|dc.description.abstract||The carbohydrate blood group systems are collectively considered important in human blood transfusion and organ transplantation. Characterised by antibodies with an ability to activate complement, these carbohydrate blood group systems are implicated in the rejection of transplanted organs, and in potentially fatal transfusion reactions. Robust laboratory assays to successfully match patients and donors are imperative to avoid such consequences. Laboratory assays have evolved considerably since the first discovery of a blood group system in 1900; the carbohydrate ABO blood group system described by Landsteiner. However some assays are outdated, and limited by their reliance on having to use human red blood cells as assay reagents. Such reagents suffer from constraints due to natural biological variation and availability, and consequently inter-laboratory variation for these assays is common. This research aimed to apply an alternative set of laboratory reagents, to provide alternative assays to the inaccurate and sometimes imprecise historical tests.
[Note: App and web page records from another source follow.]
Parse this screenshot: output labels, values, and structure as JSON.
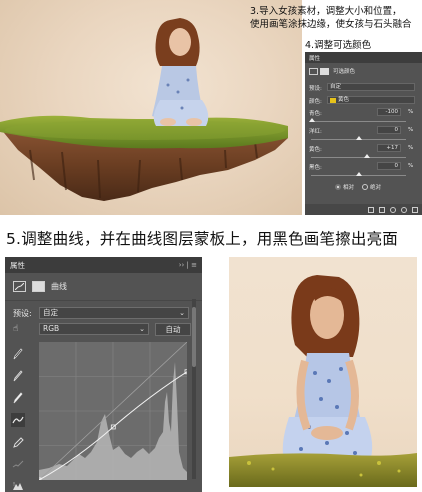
{
  "captions": {
    "step3_line1": "3.导入女孩素材，调整大小和位置，",
    "step3_line2": "使用画笔涂抹边缘，使女孩与石头融合",
    "step4": "4.调整可选颜色",
    "step5": "5.调整曲线，并在曲线图层蒙板上，用黑色画笔擦出亮面"
  },
  "selective_color_panel": {
    "tab_label": "属性",
    "layer_label": "可选颜色",
    "preset_label": "预设:",
    "preset_value": "自定",
    "colors_label": "颜色:",
    "colors_value": "黄色",
    "swatch_color": "#e6c21a",
    "sliders": [
      {
        "label": "青色:",
        "value": "-100",
        "unit": "%",
        "level": -100
      },
      {
        "label": "洋红:",
        "value": "0",
        "unit": "%",
        "level": 0
      },
      {
        "label": "黄色:",
        "value": "+17",
        "unit": "%",
        "level": 17
      },
      {
        "label": "黑色:",
        "value": "0",
        "unit": "%",
        "level": 0
      }
    ],
    "method_relative": "相对",
    "method_absolute": "绝对",
    "method_selected": "相对"
  },
  "curves_panel": {
    "tab_label": "属性",
    "panel_controls": "›› | ≡",
    "layer_label": "曲线",
    "preset_label": "预设:",
    "preset_value": "自定",
    "channel_value": "RGB",
    "auto_button": "自动",
    "tools": [
      "hand-adjust-icon",
      "black-point-eyedropper-icon",
      "gray-point-eyedropper-icon",
      "white-point-eyedropper-icon",
      "curve-point-icon",
      "pencil-icon",
      "smooth-icon",
      "clipping-warning-icon"
    ],
    "curve_points": [
      {
        "input": 0,
        "output": 0
      },
      {
        "input": 128,
        "output": 98
      },
      {
        "input": 255,
        "output": 200
      }
    ]
  },
  "colors": {
    "panel_bg": "#535353",
    "panel_header": "#3c3c3c",
    "field_bg": "#454545",
    "text_light": "#e6e6e6"
  }
}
Kode™ Technology is an approach to modify surfaces including human red blood cells, allowing the cells to express blood group antigens including those which are biologically foreign to them. This allows production of cell-based reagents which are absolutely standardized both in terms of the antigen they express and the quantity in which they express it. This research used Kode™ Technology to develop two new assays. Firstly, an assay to investigate the stability of complement in stored human serum, and secondly a set of assays to evaluate levels of antibodies to carbohydrate blood group antigens.
Results showed that complement in stored human serum is at least twice as stable as previously believed. This is significant for all laboratories who have to store human samples. Antibody levels to four different carbohydrate antigens were established in samples from a healthy New Zealand population, and showed high correlation with antibody titres in the case of ABO antibodies. This work may prove useful to two groups of patients; those preparing for ABO incompatible kidney transplantation, and those having cancer therapy of a type which utilizes their own natural antibodies.||en_NZ